2019-07-09PWAs3 min read

Today, I got more familiar with the Service Worker life cycle and learned why my serviceWorker.js refuses to update when I change the code. I assume you're familiar with basic service worker concepts. If not, check them out here

Service Worker life cycle

Like everything in JavaScript, service workers are asleep most of the time. Code runs when an event is fired.

A typical service Worker goes through these stages

  • Parsed
  • Installing
  • Installed
  • Activating
  • Waiting
  • Activated
  • Redundant

Aside: I was so delighted when I found a diagram that fit this life cycle most from Ire Aderinokun's site.

The service worker lifecycle from Ire's blog
The service worker lifecycle from Ire's blog


This is when the web page registers the service worker.
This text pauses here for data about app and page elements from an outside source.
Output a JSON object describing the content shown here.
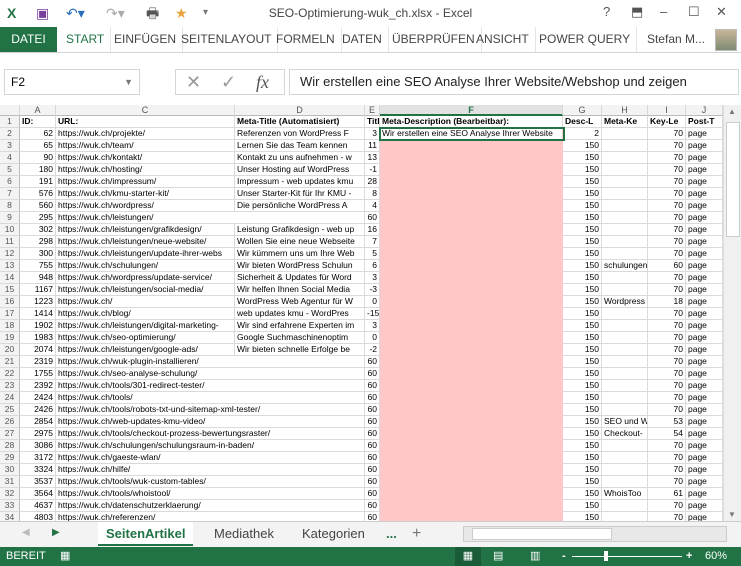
{
  "window": {
    "title": "SEO-Optimierung-wuk_ch.xlsx - Excel",
    "help": "?",
    "minimize": "–",
    "maximize": "☐",
    "close": "✕"
  },
  "ribbon": {
    "file": "DATEI",
    "tabs": [
      "START",
      "EINFÜGEN",
      "SEITENLAYOUT",
      "FORMELN",
      "DATEN",
      "ÜBERPRÜFEN",
      "ANSICHT",
      "POWER QUERY"
    ],
    "user": "Stefan M..."
  },
  "formula_bar": {
    "name_box": "F2",
    "cancel": "✕",
    "enter": "✓",
    "fx": "fx",
    "value": "Wir erstellen eine SEO Analyse Ihrer Website/Webshop und zeigen"
  },
  "columns": [
    "A",
    "C",
    "D",
    "E",
    "F",
    "G",
    "H",
    "I",
    "J"
  ],
  "header_row": {
    "row": "1",
    "cells": [
      "ID:",
      "URL:",
      "Meta-Title (Automatisiert)",
      "Title",
      "Meta-Description (Bearbeitbar):",
      "Desc-L",
      "Meta-Ke",
      "Key-Le",
      "Post-T"
    ]
  },
  "rows": [
    [
      "2",
      "62",
      "https://wuk.ch/projekte/",
      "Referenzen von WordPress F",
      "3",
      "Wir erstellen eine SEO Analyse Ihrer Website",
      "2",
      "",
      "70",
      "page"
    ],
    [
      "3",
      "65",
      "https://wuk.ch/team/",
      "Lernen Sie das Team kennen",
      "11",
      "",
      "150",
      "",
      "70",
      "page"
    ],
    [
      "4",
      "90",
      "https://wuk.ch/kontakt/",
      "Kontakt zu uns aufnehmen - w",
      "13",
      "",
      "150",
      "",
      "70",
      "page"
    ],
    [
      "5",
      "180",
      "https://wuk.ch/hosting/",
      "Unser Hosting auf WordPress",
      "-1",
      "",
      "150",
      "",
      "70",
      "page"
    ],
    [
      "6",
      "191",
      "https://wuk.ch/impressum/",
      "Impressum - web updates kmu",
      "28",
      "",
      "150",
      "",
      "70",
      "page"
    ],
    [
      "7",
      "576",
      "https://wuk.ch/kmu-starter-kit/",
      "Unser Starter-Kit für Ihr KMU -",
      "8",
      "",
      "150",
      "",
      "70",
      "page"
    ],
    [
      "8",
      "560",
      "https://wuk.ch/wordpress/",
      "Die persönliche WordPress A",
      "4",
      "",
      "150",
      "",
      "70",
      "page"
    ],
    [
      "9",
      "295",
      "https://wuk.ch/leistungen/",
      "",
      "60",
      "",
      "150",
      "",
      "70",
      "page"
    ],
    [
      "10",
      "302",
      "https://wuk.ch/leistungen/grafikdesign/",
      "Leistung Grafikdesign - web up",
      "16",
      "",
      "150",
      "",
      "70",
      "page"
    ],
    [
      "11",
      "298",
      "https://wuk.ch/leistungen/neue-website/",
      "Wollen Sie eine neue Webseite",
      "7",
      "",
      "150",
      "",
      "70",
      "page"
    ],
    [
      "12",
      "300",
      "https://wuk.ch/leistungen/update-ihrer-webs",
      "Wir kümmern uns um Ihre Web",
      "5",
      "",
      "150",
      "",
      "70",
      "page"
    ],
    [
      "13",
      "755",
      "https://wuk.ch/schulungen/",
      "Wir bieten WordPress Schulun",
      "6",
      "",
      "150",
      "schulungen",
      "60",
      "page"
    ],
    [
      "14",
      "948",
      "https://wuk.ch/wordpress/update-service/",
      "Sicherheit & Updates für Word",
      "3",
      "",
      "150",
      "",
      "70",
      "page"
    ],
    [
      "15",
      "1167",
      "https://wuk.ch/leistungen/social-media/",
      "Wir helfen Ihnen Social Media",
      "-3",
      "",
      "150",
      "",
      "70",
      "page"
    ],
    [
      "16",
      "1223",
      "https://wuk.ch/",
      "WordPress Web Agentur für W",
      "0",
      "",
      "150",
      "Wordpress",
      "18",
      "page"
    ],
    [
      "17",
      "1414",
      "https://wuk.ch/blog/",
      "web updates kmu - WordPres",
      "-15",
      "",
      "150",
      "",
      "70",
      "page"
    ],
    [
      "18",
      "1902",
      "https://wuk.ch/leistungen/digital-marketing-",
      "Wir sind erfahrene Experten im",
      "3",
      "",
      "150",
      "",
      "70",
      "page"
    ],
    [
      "19",
      "1983",
      "https://wuk.ch/seo-optimierung/",
      "Google Suchmaschinenoptim",
      "0",
      "",
      "150",
      "",
      "70",
      "page"
    ],
    [
      "20",
      "2074",
      "https://wuk.ch/leistungen/google-ads/",
      "Wir bieten schnelle Erfolge be",
      "-2",
      "",
      "150",
      "",
      "70",
      "page"
    ],
    [
      "21",
      "2319",
      "https://wuk.ch/wuk-plugin-installieren/",
      "",
      "60",
      "",
      "150",
      "",
      "70",
      "page"
    ],
    [
      "22",
      "1755",
      "https://wuk.ch/seo-analyse-schulung/",
      "",
      "60",
      "",
      "150",
      "",
      "70",
      "page"
    ],
    [
      "23",
      "2392",
      "https://wuk.ch/tools/301-redirect-tester/",
      "",
      "60",
      "",
      "150",
      "",
      "70",
      "page"
    ],
    [
      "24",
      "2424",
      "https://wuk.ch/tools/",
      "",
      "60",
      "",
      "150",
      "",
      "70",
      "page"
    ],
    [
      "25",
      "2426",
      "https://wuk.ch/tools/robots-txt-und-sitemap-xml-tester/",
      "",
      "60",
      "",
      "150",
      "",
      "70",
      "page"
    ],
    [
      "26",
      "2854",
      "https://wuk.ch/web-updates-kmu-video/",
      "",
      "60",
      "",
      "150",
      "SEO und W",
      "53",
      "page"
    ],
    [
      "27",
      "2975",
      "https://wuk.ch/tools/checkout-prozess-bewertungsraster/",
      "",
      "60",
      "",
      "150",
      "Checkout-",
      "54",
      "page"
    ],
    [
      "28",
      "3086",
      "https://wuk.ch/schulungen/schulungsraum-in-baden/",
      "",
      "60",
      "",
      "150",
      "",
      "70",
      "page"
    ],
    [
      "29",
      "3172",
      "https://wuk.ch/gaeste-wlan/",
      "",
      "60",
      "",
      "150",
      "",
      "70",
      "page"
    ],
    [
      "30",
      "3324",
      "https://wuk.ch/hilfe/",
      "",
      "60",
      "",
      "150",
      "",
      "70",
      "page"
    ],
    [
      "31",
      "3537",
      "https://wuk.ch/tools/wuk-custom-tables/",
      "",
      "60",
      "",
      "150",
      "",
      "70",
      "page"
    ],
    [
      "32",
      "3564",
      "https://wuk.ch/tools/whoistool/",
      "",
      "60",
      "",
      "150",
      "WhoisToo",
      "61",
      "page"
    ],
    [
      "33",
      "4637",
      "https://wuk.ch/datenschutzerklaerung/",
      "",
      "60",
      "",
      "150",
      "",
      "70",
      "page"
    ],
    [
      "34",
      "4803",
      "https://wuk.ch/referenzen/",
      "",
      "60",
      "",
      "150",
      "",
      "70",
      "page"
    ]
  ],
  "sheet_tabs": {
    "tabs": [
      "SeitenArtikel",
      "Mediathek",
      "Kategorien"
    ],
    "more": "...",
    "add": "+"
  },
  "status": {
    "ready": "BEREIT",
    "zoom": "60%"
  },
  "colors": {
    "accent": "#217346",
    "highlight": "#ffc7c7"
  }
}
Since a service worker is JavaScript, the browser has to convert it to format it can easily execute.

Installing & Installed
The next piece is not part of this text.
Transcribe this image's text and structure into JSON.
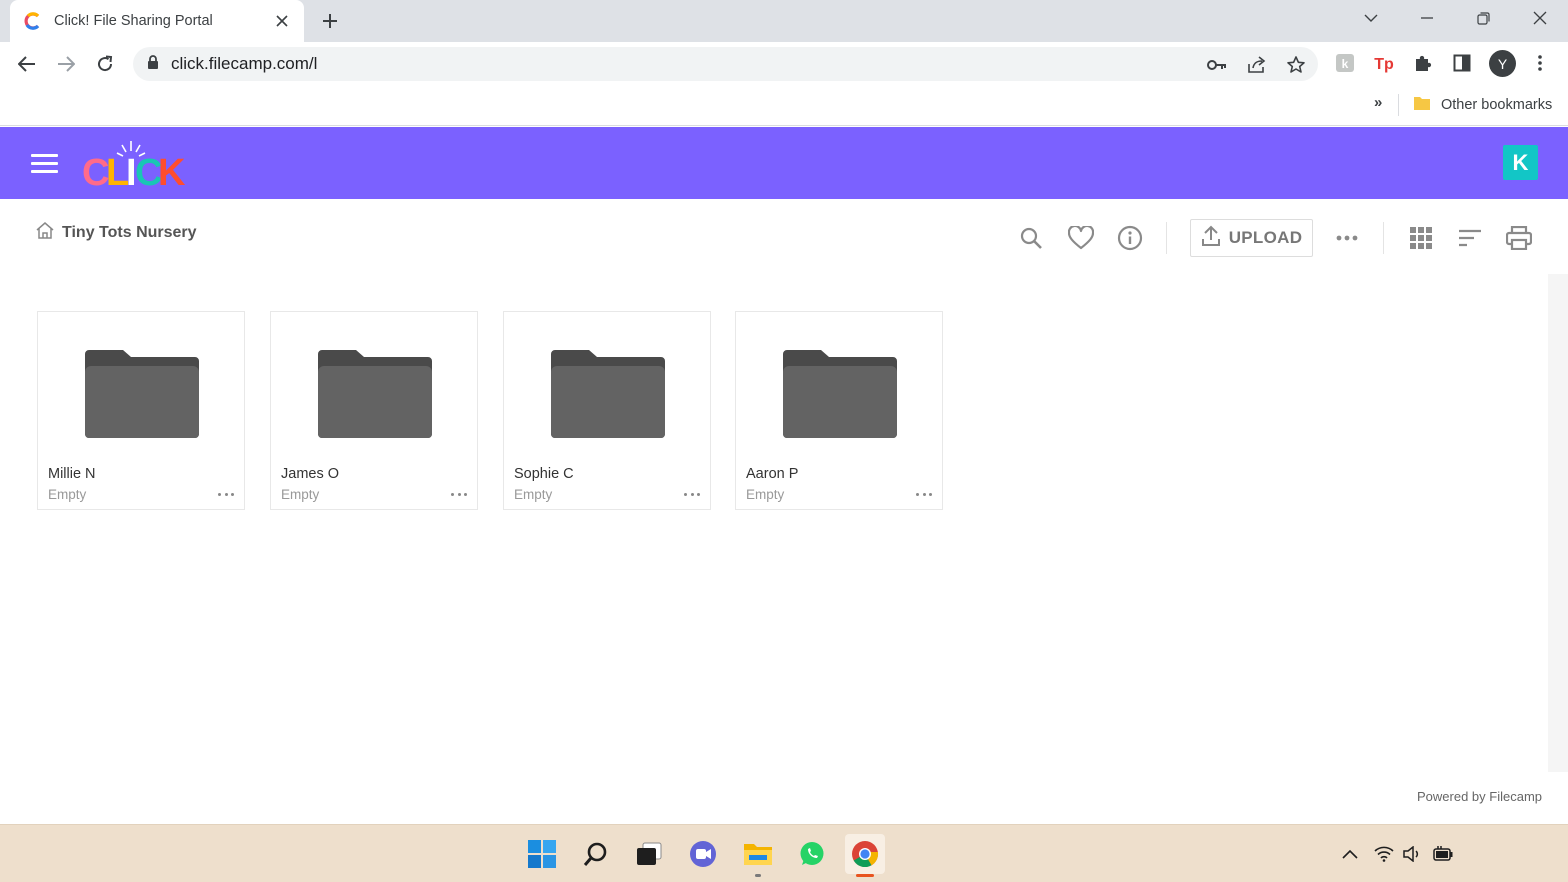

After being parsed, the service worker enters the installing stage. Here, we can listen for the installation event like so;

self.addEventListener("install", event => {
  console.log("Install event fired")

The installation stage happens once in a service worker lifetime, so it's a great time to cache files the service worker depends on. It's very common to abort the installation of the service worker if the caching fails. We don't want to ever install a service worker without required files. This code adds offline.html in the cache during installation

self.addEventListener("install", event => {
  event.waitUntil("assets-cache").then(cache => {

event.waitUntil ensures the code block doesn't finish until the promise is resolved or rejected (the file is added to the cache or not). creates a cache with the passed argument as the name. If the file is added successfully, the promise is resolved and the service worker moves to the installed stage. If it isn't, the promise is rejected and the service worker does not install (moves to the redundant stage).

Activating & Activated

The service worker is now installed and is getting ready to control the page. We can listen to the activate event and do a few things before moving to the activated stage. One of those things is clearing old cache since we won't be needed data from it anymore.

Install and activate events can only happen once in a service worker lifetime. A service worker can't control a page if it wasn't activated before the page was loaded. This means if a service worker can't control a page the first time it's loaded, this is because it was parsed after the page loaded. It only has control over the page when it is reloaded (the parsed version is now available before anything loads).


More like hell for service workers. All service workers that get replaced or don't activate successfully are sent to this state. They never come backšŸ˜¢.

Replacing old service workers

If the code in the service worker changes, the browser orders a re-installation of the new service worker. The new service worker is parsed, installed and moves to the waiting state.

It doesn't take control of the page until the user closes all browser tabs controlled by the existing service worker. This way, one tab doesn't change the state while others operate with the old one. When all tabs have been closed, the waiting service worker moves to the active state.

This is more difficult and complicated than it sounds. There's still a lot I'm still discovering about service workers and I'll update this article as I learn more.

Thanks for readingšŸ˜Š.